Entries from a dataset of interfaces:
_ _ _

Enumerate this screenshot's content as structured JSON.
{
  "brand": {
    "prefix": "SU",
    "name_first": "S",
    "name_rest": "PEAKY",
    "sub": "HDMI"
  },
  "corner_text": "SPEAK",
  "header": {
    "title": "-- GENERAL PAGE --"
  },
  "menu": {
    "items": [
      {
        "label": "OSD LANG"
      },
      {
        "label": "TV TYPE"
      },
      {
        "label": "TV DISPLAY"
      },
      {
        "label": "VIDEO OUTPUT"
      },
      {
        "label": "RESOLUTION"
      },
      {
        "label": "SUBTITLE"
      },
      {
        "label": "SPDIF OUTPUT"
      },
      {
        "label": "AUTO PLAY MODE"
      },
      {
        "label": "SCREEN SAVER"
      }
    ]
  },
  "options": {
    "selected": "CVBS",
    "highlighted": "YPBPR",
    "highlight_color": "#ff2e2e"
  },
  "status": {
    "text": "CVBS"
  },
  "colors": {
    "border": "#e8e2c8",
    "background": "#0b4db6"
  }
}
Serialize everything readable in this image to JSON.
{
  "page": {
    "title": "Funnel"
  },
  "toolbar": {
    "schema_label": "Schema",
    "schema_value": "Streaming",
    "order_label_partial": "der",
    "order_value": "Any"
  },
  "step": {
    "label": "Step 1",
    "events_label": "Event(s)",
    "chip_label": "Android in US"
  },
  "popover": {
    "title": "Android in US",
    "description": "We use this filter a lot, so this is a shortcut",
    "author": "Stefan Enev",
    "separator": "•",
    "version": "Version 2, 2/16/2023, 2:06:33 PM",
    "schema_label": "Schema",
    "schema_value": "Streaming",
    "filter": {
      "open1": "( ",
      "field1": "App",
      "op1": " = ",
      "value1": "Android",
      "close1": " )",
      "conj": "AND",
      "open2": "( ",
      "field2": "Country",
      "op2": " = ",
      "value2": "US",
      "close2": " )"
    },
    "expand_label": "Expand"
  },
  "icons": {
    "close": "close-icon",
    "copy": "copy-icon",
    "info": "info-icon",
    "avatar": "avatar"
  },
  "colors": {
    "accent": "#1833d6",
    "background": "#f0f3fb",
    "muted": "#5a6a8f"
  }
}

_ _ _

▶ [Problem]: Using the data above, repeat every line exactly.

▶ [Solution to this exercise]:
Enumerate this screenshot's content as structured JSON.
{
  "brand": {
    "prefix": "SU",
    "name_first": "S",
    "name_rest": "PEAKY",
    "sub": "HDMI"
  },
  "corner_text": "SPEAK",
  "header": {
    "title": "-- GENERAL PAGE --"
  },
  "menu": {
    "items": [
      {
        "label": "OSD LANG"
      },
      {
        "label": "TV TYPE"
      },
      {
        "label": "TV DISPLAY"
      },
      {
        "label": "VIDEO OUTPUT"
      },
      {
        "label": "RESOLUTION"
      },
      {
        "label": "SUBTITLE"
      },
      {
        "label": "SPDIF OUTPUT"
      },
      {
        "label": "AUTO PLAY MODE"
      },
      {
        "label": "SCREEN SAVER"
      }
    ]
  },
  "options": {
    "selected": "CVBS",
    "highlighted": "YPBPR",
    "highlight_color": "#ff2e2e"
  },
  "status": {
    "text": "CVBS"
  },
  "colors": {
    "border": "#e8e2c8",
    "background": "#0b4db6"
  }
}
Serialize everything readable in this image to JSON.
{
  "page": {
    "title": "Funnel"
  },
  "toolbar": {
    "schema_label": "Schema",
    "schema_value": "Streaming",
    "order_label_partial": "der",
    "order_value": "Any"
  },
  "step": {
    "label": "Step 1",
    "events_label": "Event(s)",
    "chip_label": "Android in US"
  },
  "popover": {
    "title": "Android in US",
    "description": "We use this filter a lot, so this is a shortcut",
    "author": "Stefan Enev",
    "separator": "•",
    "version": "Version 2, 2/16/2023, 2:06:33 PM",
    "schema_label": "Schema",
    "schema_value": "Streaming",
    "filter": {
      "open1": "( ",
      "field1": "App",
      "op1": " = ",
      "value1": "Android",
      "close1": " )",
      "conj": "AND",
      "open2": "( ",
      "field2": "Country",
      "op2": " = ",
      "value2": "US",
      "close2": " )"
    },
    "expand_label": "Expand"
  },
  "icons": {
    "close": "close-icon",
    "copy": "copy-icon",
    "info": "info-icon",
    "avatar": "avatar"
  },
  "colors": {
    "accent": "#1833d6",
    "background": "#f0f3fb",
    "muted": "#5a6a8f"
  }
}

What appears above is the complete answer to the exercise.